## WHAT NEEDS TO BE DONE
From the records below, please return each line that holds the word "into".

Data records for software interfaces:
_ _ _ _ _ _ _

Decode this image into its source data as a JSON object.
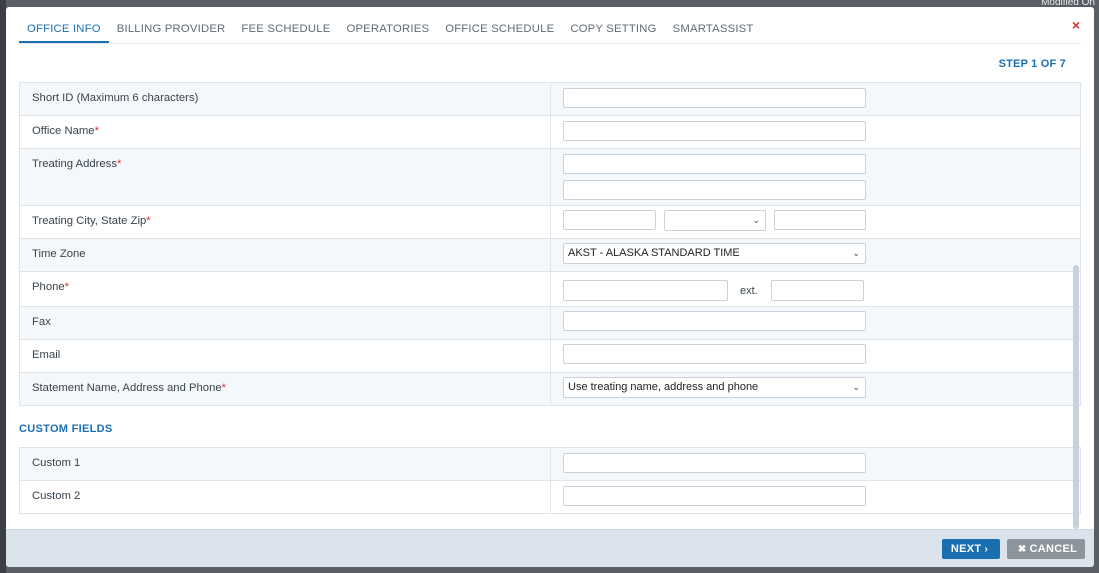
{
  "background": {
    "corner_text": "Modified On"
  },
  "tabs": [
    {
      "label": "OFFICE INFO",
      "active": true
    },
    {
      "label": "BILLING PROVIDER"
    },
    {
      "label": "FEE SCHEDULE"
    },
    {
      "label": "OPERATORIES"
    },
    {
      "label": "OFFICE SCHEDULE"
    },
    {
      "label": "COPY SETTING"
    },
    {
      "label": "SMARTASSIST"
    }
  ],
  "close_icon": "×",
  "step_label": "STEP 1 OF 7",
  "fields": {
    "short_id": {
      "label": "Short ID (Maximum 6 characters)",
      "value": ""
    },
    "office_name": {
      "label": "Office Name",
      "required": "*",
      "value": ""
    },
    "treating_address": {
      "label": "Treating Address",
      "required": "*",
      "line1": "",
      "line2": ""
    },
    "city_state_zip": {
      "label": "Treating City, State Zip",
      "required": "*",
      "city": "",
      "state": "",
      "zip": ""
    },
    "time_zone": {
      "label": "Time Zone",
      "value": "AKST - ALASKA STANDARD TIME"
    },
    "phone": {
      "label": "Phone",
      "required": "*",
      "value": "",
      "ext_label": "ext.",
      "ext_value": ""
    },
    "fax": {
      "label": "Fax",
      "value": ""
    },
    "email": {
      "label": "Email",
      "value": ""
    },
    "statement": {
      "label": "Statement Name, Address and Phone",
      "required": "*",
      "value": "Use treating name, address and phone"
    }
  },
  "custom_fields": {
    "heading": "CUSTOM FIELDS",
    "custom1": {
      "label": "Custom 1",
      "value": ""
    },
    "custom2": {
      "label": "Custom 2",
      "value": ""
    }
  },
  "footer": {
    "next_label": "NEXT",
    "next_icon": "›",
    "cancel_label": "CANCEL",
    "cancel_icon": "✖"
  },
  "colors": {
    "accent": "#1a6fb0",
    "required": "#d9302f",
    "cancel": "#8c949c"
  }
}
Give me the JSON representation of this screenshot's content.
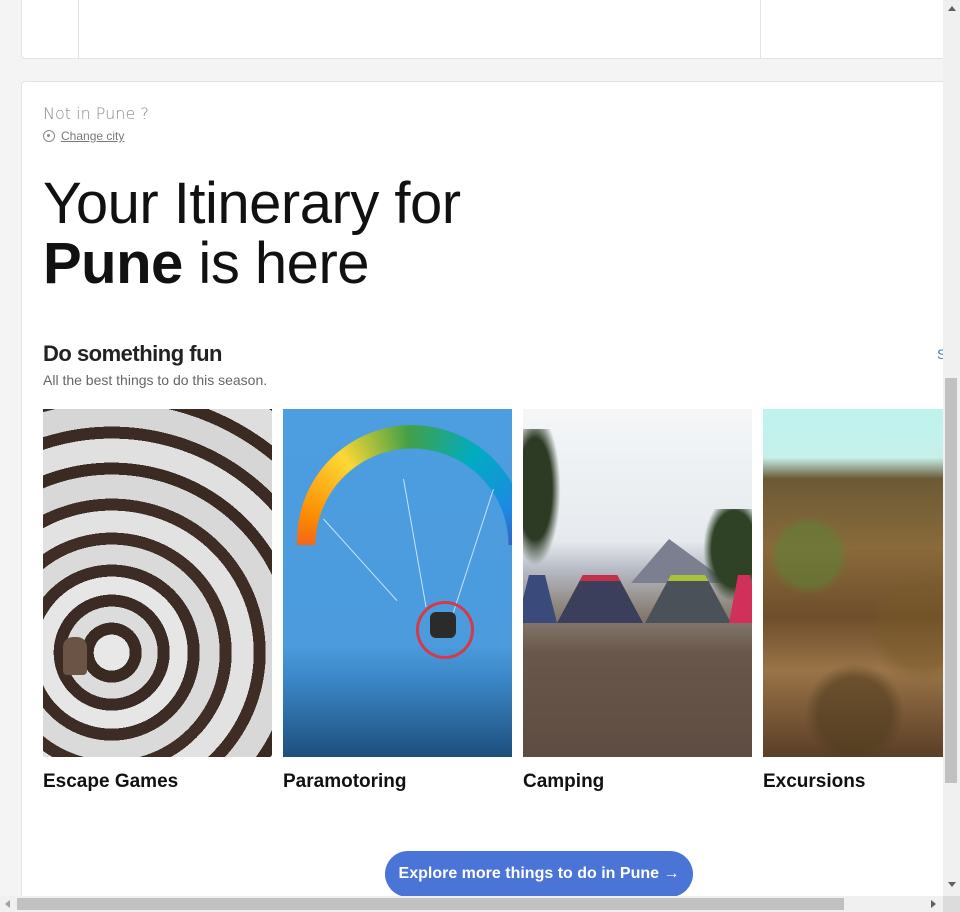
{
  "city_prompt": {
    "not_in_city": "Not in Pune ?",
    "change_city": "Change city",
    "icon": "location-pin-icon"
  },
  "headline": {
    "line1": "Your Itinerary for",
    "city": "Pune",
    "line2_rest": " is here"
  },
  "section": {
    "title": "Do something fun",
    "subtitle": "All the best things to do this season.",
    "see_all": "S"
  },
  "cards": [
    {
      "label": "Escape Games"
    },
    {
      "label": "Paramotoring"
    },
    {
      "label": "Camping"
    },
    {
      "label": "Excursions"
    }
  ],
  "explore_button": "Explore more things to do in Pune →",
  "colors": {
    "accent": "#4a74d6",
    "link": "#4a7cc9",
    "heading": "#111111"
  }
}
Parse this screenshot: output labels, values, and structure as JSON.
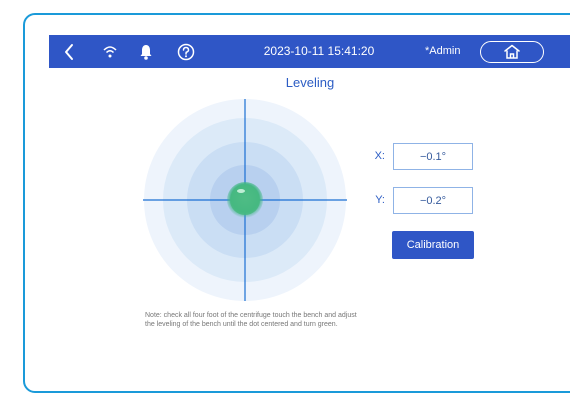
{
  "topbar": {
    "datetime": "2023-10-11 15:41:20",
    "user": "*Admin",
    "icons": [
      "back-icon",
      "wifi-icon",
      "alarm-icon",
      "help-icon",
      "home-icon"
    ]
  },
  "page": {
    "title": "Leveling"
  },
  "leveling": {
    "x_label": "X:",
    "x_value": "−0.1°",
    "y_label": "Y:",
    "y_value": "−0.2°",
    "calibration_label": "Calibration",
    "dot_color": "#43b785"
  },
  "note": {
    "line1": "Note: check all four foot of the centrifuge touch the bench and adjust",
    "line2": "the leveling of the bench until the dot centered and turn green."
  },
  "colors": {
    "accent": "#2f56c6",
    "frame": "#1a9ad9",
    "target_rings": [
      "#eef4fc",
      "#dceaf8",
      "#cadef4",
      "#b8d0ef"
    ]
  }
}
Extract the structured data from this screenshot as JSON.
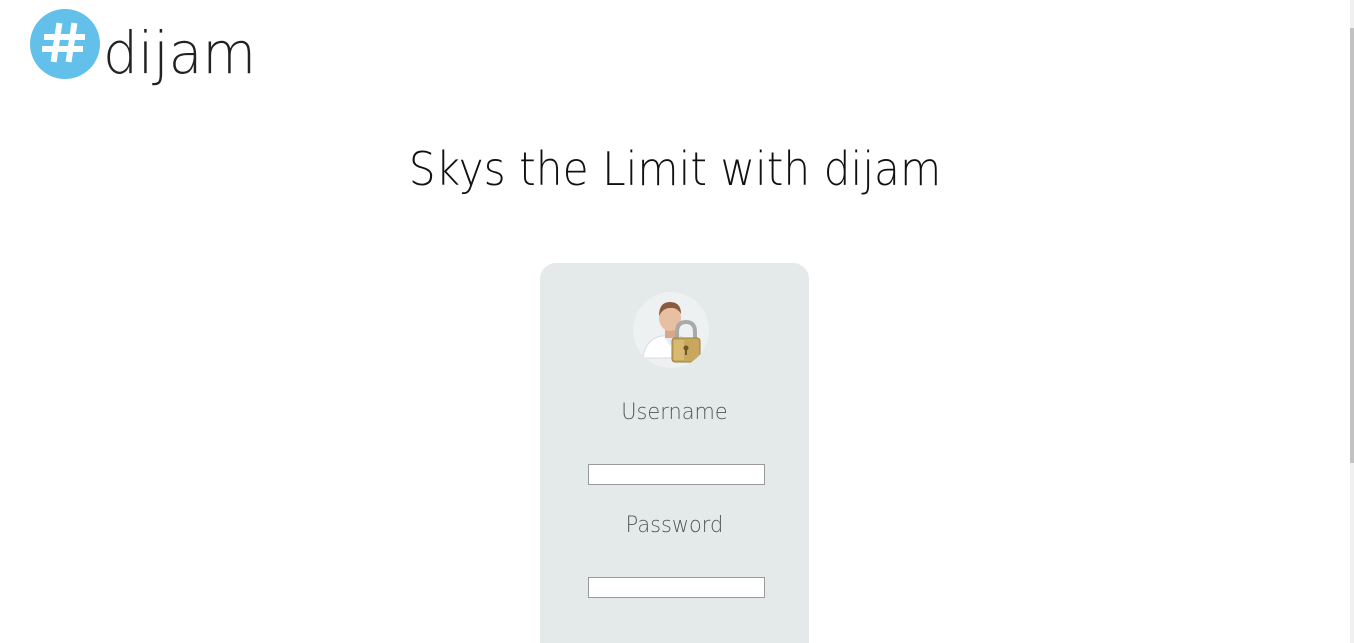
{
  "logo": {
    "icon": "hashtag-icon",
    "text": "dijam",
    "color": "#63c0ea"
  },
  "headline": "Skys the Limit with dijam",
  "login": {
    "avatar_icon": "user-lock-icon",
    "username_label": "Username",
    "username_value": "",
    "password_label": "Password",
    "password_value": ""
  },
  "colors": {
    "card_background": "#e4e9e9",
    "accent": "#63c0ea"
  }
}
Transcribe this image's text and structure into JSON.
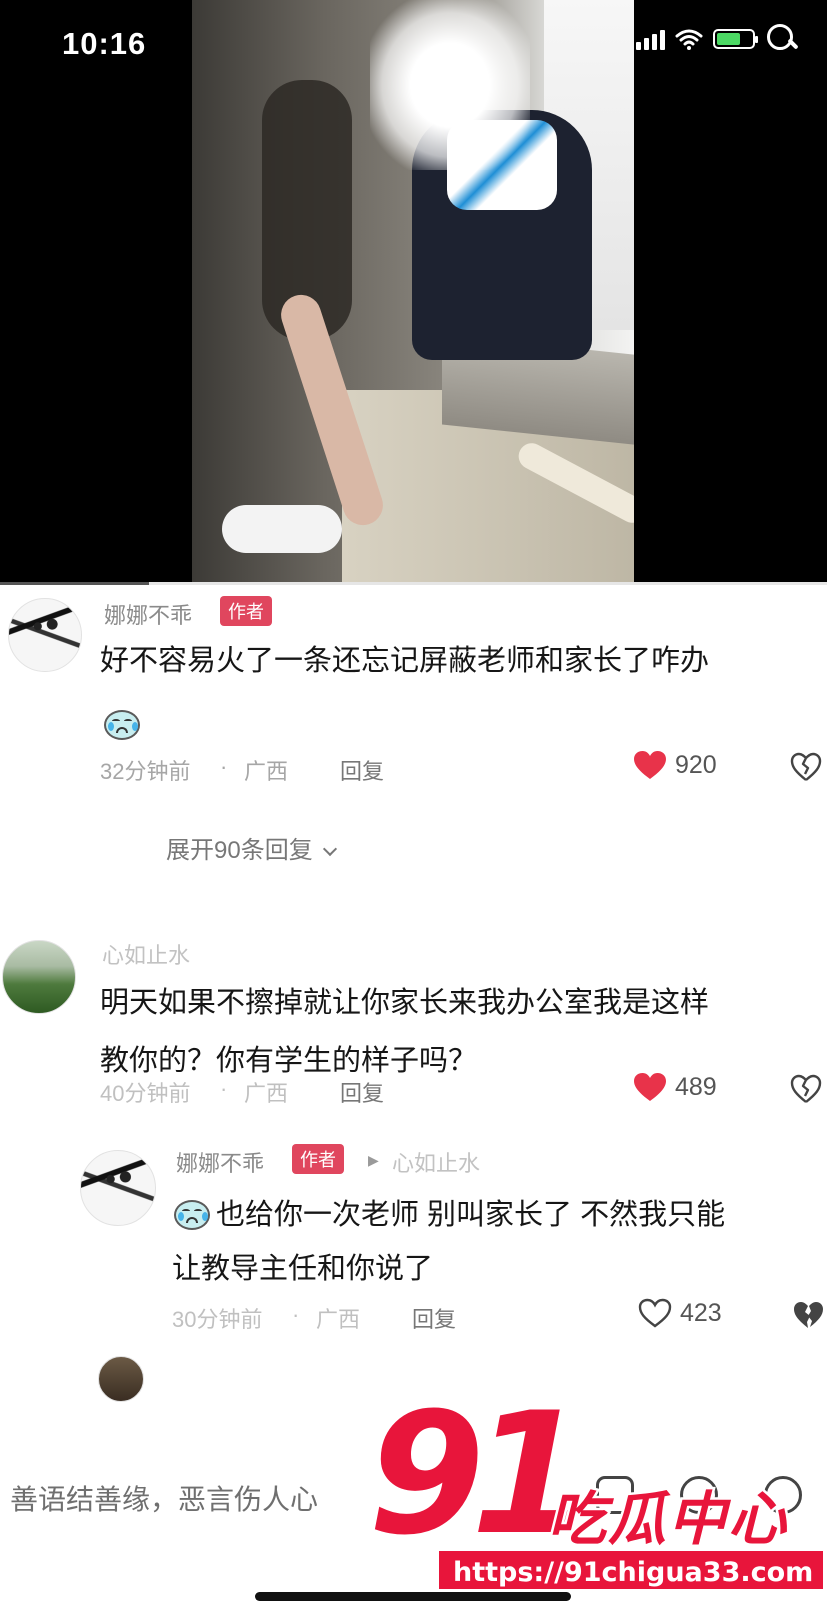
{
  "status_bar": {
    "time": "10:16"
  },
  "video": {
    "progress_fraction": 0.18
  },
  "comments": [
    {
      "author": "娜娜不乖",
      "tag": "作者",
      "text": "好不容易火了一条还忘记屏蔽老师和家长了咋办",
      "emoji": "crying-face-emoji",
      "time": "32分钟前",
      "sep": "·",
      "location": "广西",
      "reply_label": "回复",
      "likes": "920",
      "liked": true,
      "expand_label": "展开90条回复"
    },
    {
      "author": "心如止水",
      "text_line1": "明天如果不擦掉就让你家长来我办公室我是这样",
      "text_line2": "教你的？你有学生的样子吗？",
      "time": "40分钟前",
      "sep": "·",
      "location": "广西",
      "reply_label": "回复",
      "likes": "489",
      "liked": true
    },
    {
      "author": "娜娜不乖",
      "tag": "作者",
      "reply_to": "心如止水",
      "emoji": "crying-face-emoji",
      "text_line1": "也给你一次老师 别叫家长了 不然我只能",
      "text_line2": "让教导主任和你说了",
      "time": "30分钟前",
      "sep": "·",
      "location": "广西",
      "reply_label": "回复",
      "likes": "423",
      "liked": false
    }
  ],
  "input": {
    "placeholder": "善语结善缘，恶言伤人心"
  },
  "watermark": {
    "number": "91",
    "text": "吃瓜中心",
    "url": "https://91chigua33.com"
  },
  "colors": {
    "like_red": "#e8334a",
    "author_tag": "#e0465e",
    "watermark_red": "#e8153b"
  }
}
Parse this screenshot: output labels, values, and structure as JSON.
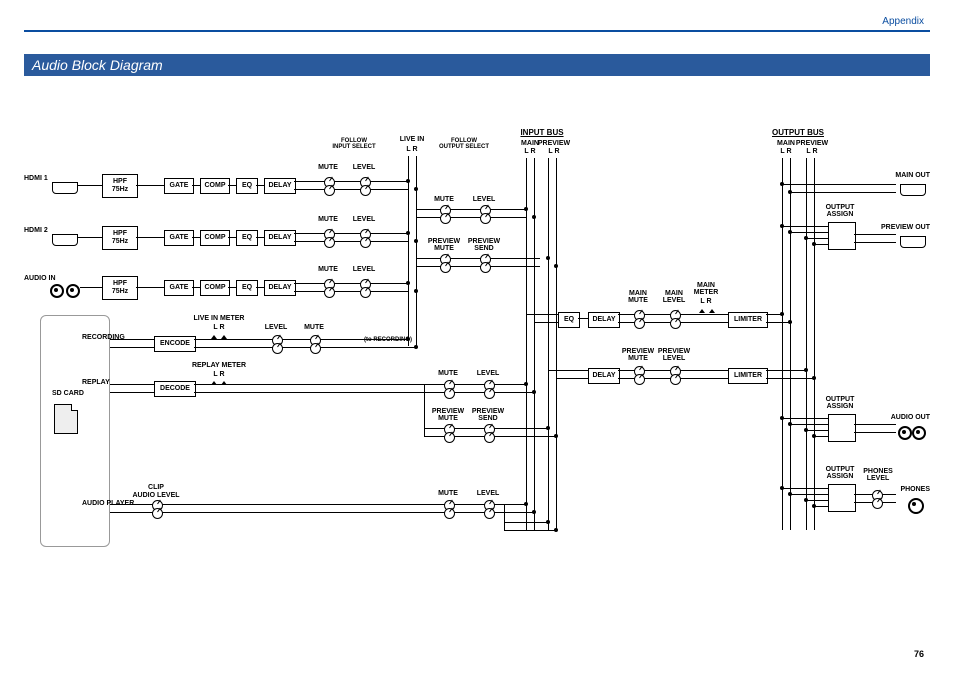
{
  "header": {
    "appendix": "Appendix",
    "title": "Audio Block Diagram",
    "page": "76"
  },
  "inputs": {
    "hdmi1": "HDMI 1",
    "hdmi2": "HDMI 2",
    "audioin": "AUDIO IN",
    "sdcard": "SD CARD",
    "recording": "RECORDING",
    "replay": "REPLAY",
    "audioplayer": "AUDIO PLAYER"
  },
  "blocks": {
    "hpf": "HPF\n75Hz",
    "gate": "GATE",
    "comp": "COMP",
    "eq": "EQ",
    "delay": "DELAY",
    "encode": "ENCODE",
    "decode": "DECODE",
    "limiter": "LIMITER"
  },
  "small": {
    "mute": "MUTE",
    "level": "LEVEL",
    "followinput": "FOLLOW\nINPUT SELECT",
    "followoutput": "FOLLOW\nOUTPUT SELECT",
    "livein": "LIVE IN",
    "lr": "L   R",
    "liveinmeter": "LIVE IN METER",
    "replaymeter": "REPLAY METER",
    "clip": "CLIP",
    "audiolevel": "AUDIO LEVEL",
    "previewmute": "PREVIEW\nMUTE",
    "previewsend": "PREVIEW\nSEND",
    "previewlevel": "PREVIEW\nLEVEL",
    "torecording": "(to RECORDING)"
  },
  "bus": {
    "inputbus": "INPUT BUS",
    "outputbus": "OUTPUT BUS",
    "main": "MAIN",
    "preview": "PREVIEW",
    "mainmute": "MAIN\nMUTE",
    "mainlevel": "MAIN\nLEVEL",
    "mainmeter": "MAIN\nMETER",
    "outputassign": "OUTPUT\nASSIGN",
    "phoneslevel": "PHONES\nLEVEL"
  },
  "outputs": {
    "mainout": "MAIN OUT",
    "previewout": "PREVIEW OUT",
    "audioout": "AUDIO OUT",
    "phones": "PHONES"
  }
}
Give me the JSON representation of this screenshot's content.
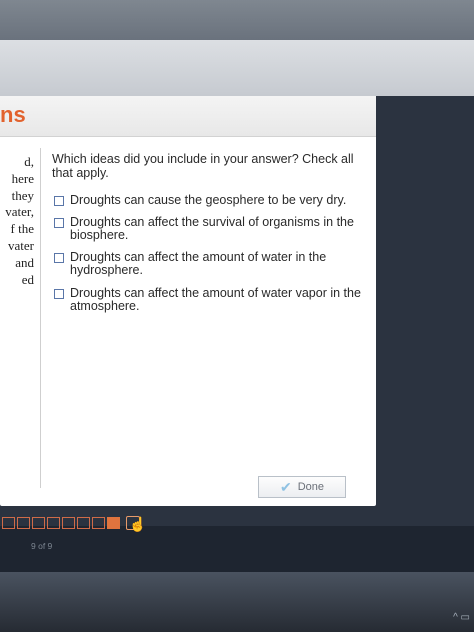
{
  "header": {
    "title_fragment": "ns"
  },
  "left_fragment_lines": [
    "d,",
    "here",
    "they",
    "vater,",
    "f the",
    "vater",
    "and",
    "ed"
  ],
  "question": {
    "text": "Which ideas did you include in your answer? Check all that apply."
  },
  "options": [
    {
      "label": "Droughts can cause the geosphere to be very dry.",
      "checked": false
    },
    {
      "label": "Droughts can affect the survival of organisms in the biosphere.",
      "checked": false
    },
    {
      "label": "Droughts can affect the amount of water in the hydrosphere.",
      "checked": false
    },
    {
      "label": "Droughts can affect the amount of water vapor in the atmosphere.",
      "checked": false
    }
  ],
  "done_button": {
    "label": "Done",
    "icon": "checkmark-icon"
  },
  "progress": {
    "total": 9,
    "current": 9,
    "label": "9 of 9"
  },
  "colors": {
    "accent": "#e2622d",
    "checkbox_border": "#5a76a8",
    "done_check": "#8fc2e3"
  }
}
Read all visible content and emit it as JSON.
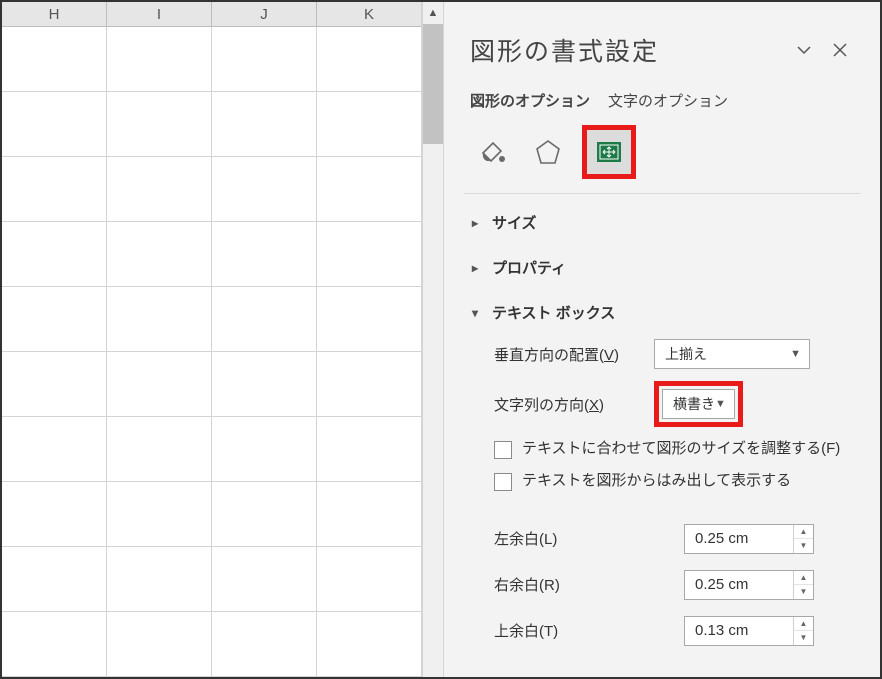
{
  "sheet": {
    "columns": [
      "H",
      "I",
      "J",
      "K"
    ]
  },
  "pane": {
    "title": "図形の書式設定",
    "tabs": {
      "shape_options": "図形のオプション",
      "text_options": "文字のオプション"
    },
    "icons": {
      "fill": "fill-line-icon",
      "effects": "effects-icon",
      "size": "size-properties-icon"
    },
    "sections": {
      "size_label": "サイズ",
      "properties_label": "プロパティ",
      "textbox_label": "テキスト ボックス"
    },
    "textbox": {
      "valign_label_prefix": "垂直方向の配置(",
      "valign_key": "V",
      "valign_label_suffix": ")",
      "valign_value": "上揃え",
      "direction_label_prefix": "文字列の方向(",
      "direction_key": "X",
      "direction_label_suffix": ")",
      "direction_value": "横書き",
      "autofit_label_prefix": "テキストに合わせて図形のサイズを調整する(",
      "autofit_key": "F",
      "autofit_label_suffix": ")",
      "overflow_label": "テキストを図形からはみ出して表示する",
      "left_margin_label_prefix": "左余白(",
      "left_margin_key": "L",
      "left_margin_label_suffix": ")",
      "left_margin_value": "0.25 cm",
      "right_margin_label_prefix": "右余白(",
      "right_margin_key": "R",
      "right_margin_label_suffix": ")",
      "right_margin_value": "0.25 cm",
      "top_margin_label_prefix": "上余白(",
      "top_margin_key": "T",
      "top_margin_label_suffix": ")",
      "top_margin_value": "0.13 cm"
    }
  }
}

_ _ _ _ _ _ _

## RESPONSE AREA
Decode this image into its source data as a JSON object.
Transcribe this image's text and structure into JSON.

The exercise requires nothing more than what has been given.